Format

Send to:

Choose Destination
Am J Infect Control. 2013 May;41(5):390-3. doi: 10.1016/j.ajic.2012.09.023.

Asymptomatic Clostridium difficile colonization in a tertiary care hospital: admission prevalence and risk factors.

Author information

  • 1Division of Infectious Diseases, Mayo Clinic, Rochester, MN, USA. sleekha@epi.umaryland.edu

Abstract

BACKGROUND:

The role of Clostridium difficile (CD) carriers in health care-associated CD transmission has been identified as an area needing research. We investigated the prevalence of, and risk factors for, asymptomatic CD colonization at hospital admission.

METHODS:

Adults admitted to a tertiary care hospital in Minnesota on predetermined study days between March 1 and April 30, 2009, and without symptoms of C difficile infection, were eligible.

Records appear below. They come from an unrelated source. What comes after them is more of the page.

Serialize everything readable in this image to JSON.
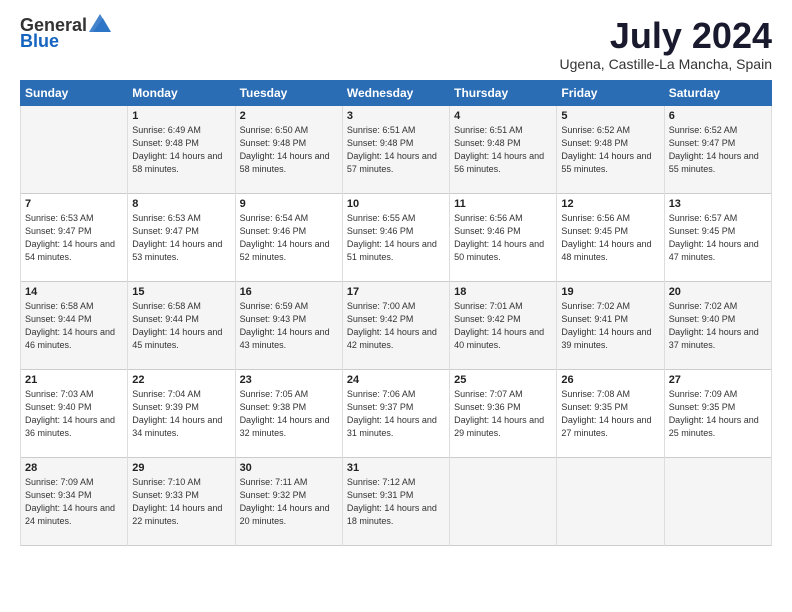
{
  "logo": {
    "general": "General",
    "blue": "Blue"
  },
  "header": {
    "month": "July 2024",
    "location": "Ugena, Castille-La Mancha, Spain"
  },
  "weekdays": [
    "Sunday",
    "Monday",
    "Tuesday",
    "Wednesday",
    "Thursday",
    "Friday",
    "Saturday"
  ],
  "weeks": [
    [
      {
        "day": "",
        "sunrise": "",
        "sunset": "",
        "daylight": ""
      },
      {
        "day": "1",
        "sunrise": "Sunrise: 6:49 AM",
        "sunset": "Sunset: 9:48 PM",
        "daylight": "Daylight: 14 hours and 58 minutes."
      },
      {
        "day": "2",
        "sunrise": "Sunrise: 6:50 AM",
        "sunset": "Sunset: 9:48 PM",
        "daylight": "Daylight: 14 hours and 58 minutes."
      },
      {
        "day": "3",
        "sunrise": "Sunrise: 6:51 AM",
        "sunset": "Sunset: 9:48 PM",
        "daylight": "Daylight: 14 hours and 57 minutes."
      },
      {
        "day": "4",
        "sunrise": "Sunrise: 6:51 AM",
        "sunset": "Sunset: 9:48 PM",
        "daylight": "Daylight: 14 hours and 56 minutes."
      },
      {
        "day": "5",
        "sunrise": "Sunrise: 6:52 AM",
        "sunset": "Sunset: 9:48 PM",
        "daylight": "Daylight: 14 hours and 55 minutes."
      },
      {
        "day": "6",
        "sunrise": "Sunrise: 6:52 AM",
        "sunset": "Sunset: 9:47 PM",
        "daylight": "Daylight: 14 hours and 55 minutes."
      }
    ],
    [
      {
        "day": "7",
        "sunrise": "Sunrise: 6:53 AM",
        "sunset": "Sunset: 9:47 PM",
        "daylight": "Daylight: 14 hours and 54 minutes."
      },
      {
        "day": "8",
        "sunrise": "Sunrise: 6:53 AM",
        "sunset": "Sunset: 9:47 PM",
        "daylight": "Daylight: 14 hours and 53 minutes."
      },
      {
        "day": "9",
        "sunrise": "Sunrise: 6:54 AM",
        "sunset": "Sunset: 9:46 PM",
        "daylight": "Daylight: 14 hours and 52 minutes."
      },
      {
        "day": "10",
        "sunrise": "Sunrise: 6:55 AM",
        "sunset": "Sunset: 9:46 PM",
        "daylight": "Daylight: 14 hours and 51 minutes."
      },
      {
        "day": "11",
        "sunrise": "Sunrise: 6:56 AM",
        "sunset": "Sunset: 9:46 PM",
        "daylight": "Daylight: 14 hours and 50 minutes."
      },
      {
        "day": "12",
        "sunrise": "Sunrise: 6:56 AM",
        "sunset": "Sunset: 9:45 PM",
        "daylight": "Daylight: 14 hours and 48 minutes."
      },
      {
        "day": "13",
        "sunrise": "Sunrise: 6:57 AM",
        "sunset": "Sunset: 9:45 PM",
        "daylight": "Daylight: 14 hours and 47 minutes."
      }
    ],
    [
      {
        "day": "14",
        "sunrise": "Sunrise: 6:58 AM",
        "sunset": "Sunset: 9:44 PM",
        "daylight": "Daylight: 14 hours and 46 minutes."
      },
      {
        "day": "15",
        "sunrise": "Sunrise: 6:58 AM",
        "sunset": "Sunset: 9:44 PM",
        "daylight": "Daylight: 14 hours and 45 minutes."
      },
      {
        "day": "16",
        "sunrise": "Sunrise: 6:59 AM",
        "sunset": "Sunset: 9:43 PM",
        "daylight": "Daylight: 14 hours and 43 minutes."
      },
      {
        "day": "17",
        "sunrise": "Sunrise: 7:00 AM",
        "sunset": "Sunset: 9:42 PM",
        "daylight": "Daylight: 14 hours and 42 minutes."
      },
      {
        "day": "18",
        "sunrise": "Sunrise: 7:01 AM",
        "sunset": "Sunset: 9:42 PM",
        "daylight": "Daylight: 14 hours and 40 minutes."
      },
      {
        "day": "19",
        "sunrise": "Sunrise: 7:02 AM",
        "sunset": "Sunset: 9:41 PM",
        "daylight": "Daylight: 14 hours and 39 minutes."
      },
      {
        "day": "20",
        "sunrise": "Sunrise: 7:02 AM",
        "sunset": "Sunset: 9:40 PM",
        "daylight": "Daylight: 14 hours and 37 minutes."
      }
    ],
    [
      {
        "day": "21",
        "sunrise": "Sunrise: 7:03 AM",
        "sunset": "Sunset: 9:40 PM",
        "daylight": "Daylight: 14 hours and 36 minutes."
      },
      {
        "day": "22",
        "sunrise": "Sunrise: 7:04 AM",
        "sunset": "Sunset: 9:39 PM",
        "daylight": "Daylight: 14 hours and 34 minutes."
      },
      {
        "day": "23",
        "sunrise": "Sunrise: 7:05 AM",
        "sunset": "Sunset: 9:38 PM",
        "daylight": "Daylight: 14 hours and 32 minutes."
      },
      {
        "day": "24",
        "sunrise": "Sunrise: 7:06 AM",
        "sunset": "Sunset: 9:37 PM",
        "daylight": "Daylight: 14 hours and 31 minutes."
      },
      {
        "day": "25",
        "sunrise": "Sunrise: 7:07 AM",
        "sunset": "Sunset: 9:36 PM",
        "daylight": "Daylight: 14 hours and 29 minutes."
      },
      {
        "day": "26",
        "sunrise": "Sunrise: 7:08 AM",
        "sunset": "Sunset: 9:35 PM",
        "daylight": "Daylight: 14 hours and 27 minutes."
      },
      {
        "day": "27",
        "sunrise": "Sunrise: 7:09 AM",
        "sunset": "Sunset: 9:35 PM",
        "daylight": "Daylight: 14 hours and 25 minutes."
      }
    ],
    [
      {
        "day": "28",
        "sunrise": "Sunrise: 7:09 AM",
        "sunset": "Sunset: 9:34 PM",
        "daylight": "Daylight: 14 hours and 24 minutes."
      },
      {
        "day": "29",
        "sunrise": "Sunrise: 7:10 AM",
        "sunset": "Sunset: 9:33 PM",
        "daylight": "Daylight: 14 hours and 22 minutes."
      },
      {
        "day": "30",
        "sunrise": "Sunrise: 7:11 AM",
        "sunset": "Sunset: 9:32 PM",
        "daylight": "Daylight: 14 hours and 20 minutes."
      },
      {
        "day": "31",
        "sunrise": "Sunrise: 7:12 AM",
        "sunset": "Sunset: 9:31 PM",
        "daylight": "Daylight: 14 hours and 18 minutes."
      },
      {
        "day": "",
        "sunrise": "",
        "sunset": "",
        "daylight": ""
      },
      {
        "day": "",
        "sunrise": "",
        "sunset": "",
        "daylight": ""
      },
      {
        "day": "",
        "sunrise": "",
        "sunset": "",
        "daylight": ""
      }
    ]
  ]
}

The first stool sample after admission was requested from each consenting patient and tested for toxigenic CD using polymerase chain reaction (PCR) that detects tcdC. Clinical data were obtained through interviews and chart reviews.

RESULTS:

Of 320 participants, 31 (9.7%) were positive for toxigenic CD. Using multivariate logistic regression, independent predictors of CD colonization were recent hospitalization (odds ratio [OR], 2.45; 95% confidence interval [CI]: 1.02-5.84), chronic dialysis (OR, 8.12; 95% CI: 1.80-36.65), and corticosteroid use (OR, 3.09; 95% CI: 1.24-7.73). Screening patients with risk factors (48% participants) would identify 74% (95% CI: 55%-88%) of CD carriers.

CONCLUSION:

Asymptomatic CD colonization at hospital admission was detected in nearly 1 of 10 patients. The majority of colonized patients had one or more identifiable risk factors. These data could provide the basis for designing studies of targeted surveillance for C difficile.

Copyright © 2013 Association for Professionals in Infection Control and Epidemiology, Inc. Published by Mosby, Inc. All rights reserved.

PMID:
23622704
[PubMed - indexed for MEDLINE]
PubMed Commons home

PubMed Commons

0 comments
How to join PubMed Commons

    Supplemental Content

    Icon for Elsevier Science
    Loading ...
    Write to the Help Desk